**Exercise objective**
Every line in the records below with the string "teacher" needs to be copied out.

**Available data**
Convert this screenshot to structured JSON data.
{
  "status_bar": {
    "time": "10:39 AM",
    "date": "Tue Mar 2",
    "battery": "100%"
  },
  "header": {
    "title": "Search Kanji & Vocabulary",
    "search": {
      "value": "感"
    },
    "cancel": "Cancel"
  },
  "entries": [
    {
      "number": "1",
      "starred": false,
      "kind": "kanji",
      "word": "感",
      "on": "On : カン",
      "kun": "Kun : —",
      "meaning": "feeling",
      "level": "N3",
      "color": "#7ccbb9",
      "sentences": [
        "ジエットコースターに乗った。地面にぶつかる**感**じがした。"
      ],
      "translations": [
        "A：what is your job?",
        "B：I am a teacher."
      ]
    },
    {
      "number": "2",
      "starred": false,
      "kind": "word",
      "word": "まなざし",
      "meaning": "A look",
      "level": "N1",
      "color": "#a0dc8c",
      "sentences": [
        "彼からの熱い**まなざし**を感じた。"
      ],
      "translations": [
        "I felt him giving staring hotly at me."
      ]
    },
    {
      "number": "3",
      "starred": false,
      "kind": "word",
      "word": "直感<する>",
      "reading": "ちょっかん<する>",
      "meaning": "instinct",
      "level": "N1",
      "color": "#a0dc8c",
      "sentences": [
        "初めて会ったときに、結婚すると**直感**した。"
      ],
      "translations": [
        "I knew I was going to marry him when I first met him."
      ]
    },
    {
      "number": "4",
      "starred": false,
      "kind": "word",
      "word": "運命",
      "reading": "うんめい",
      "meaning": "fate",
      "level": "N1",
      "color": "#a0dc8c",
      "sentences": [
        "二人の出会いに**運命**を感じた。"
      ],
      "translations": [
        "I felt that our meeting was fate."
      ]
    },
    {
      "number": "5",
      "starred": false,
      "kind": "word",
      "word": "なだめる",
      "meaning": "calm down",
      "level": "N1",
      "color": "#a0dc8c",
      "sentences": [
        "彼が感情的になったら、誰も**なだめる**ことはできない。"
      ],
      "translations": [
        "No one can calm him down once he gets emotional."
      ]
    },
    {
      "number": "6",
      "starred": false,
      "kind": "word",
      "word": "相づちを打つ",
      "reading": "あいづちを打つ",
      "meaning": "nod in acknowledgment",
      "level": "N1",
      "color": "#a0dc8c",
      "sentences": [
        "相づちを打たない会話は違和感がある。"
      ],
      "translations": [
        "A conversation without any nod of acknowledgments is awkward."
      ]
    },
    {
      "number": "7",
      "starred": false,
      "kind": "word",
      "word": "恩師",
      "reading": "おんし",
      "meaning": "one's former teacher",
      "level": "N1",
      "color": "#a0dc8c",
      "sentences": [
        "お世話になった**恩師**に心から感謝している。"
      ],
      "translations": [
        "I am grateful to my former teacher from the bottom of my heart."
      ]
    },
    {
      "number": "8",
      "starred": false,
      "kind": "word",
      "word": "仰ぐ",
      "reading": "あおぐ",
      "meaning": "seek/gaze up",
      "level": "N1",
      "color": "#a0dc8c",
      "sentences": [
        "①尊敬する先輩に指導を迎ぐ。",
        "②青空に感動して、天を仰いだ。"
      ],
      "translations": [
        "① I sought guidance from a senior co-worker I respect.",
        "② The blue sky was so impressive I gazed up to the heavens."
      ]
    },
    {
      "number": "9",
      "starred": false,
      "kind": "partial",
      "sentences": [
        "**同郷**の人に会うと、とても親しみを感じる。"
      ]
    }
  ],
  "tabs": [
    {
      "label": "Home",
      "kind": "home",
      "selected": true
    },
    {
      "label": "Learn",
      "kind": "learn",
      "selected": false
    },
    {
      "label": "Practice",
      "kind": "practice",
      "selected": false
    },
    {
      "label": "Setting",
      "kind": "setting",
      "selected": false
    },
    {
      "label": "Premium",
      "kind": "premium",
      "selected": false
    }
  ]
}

**Worked solution**
        "B：I am a teacher."
      "meaning": "one's former teacher",
        "I am grateful to my former teacher from the bottom of my heart."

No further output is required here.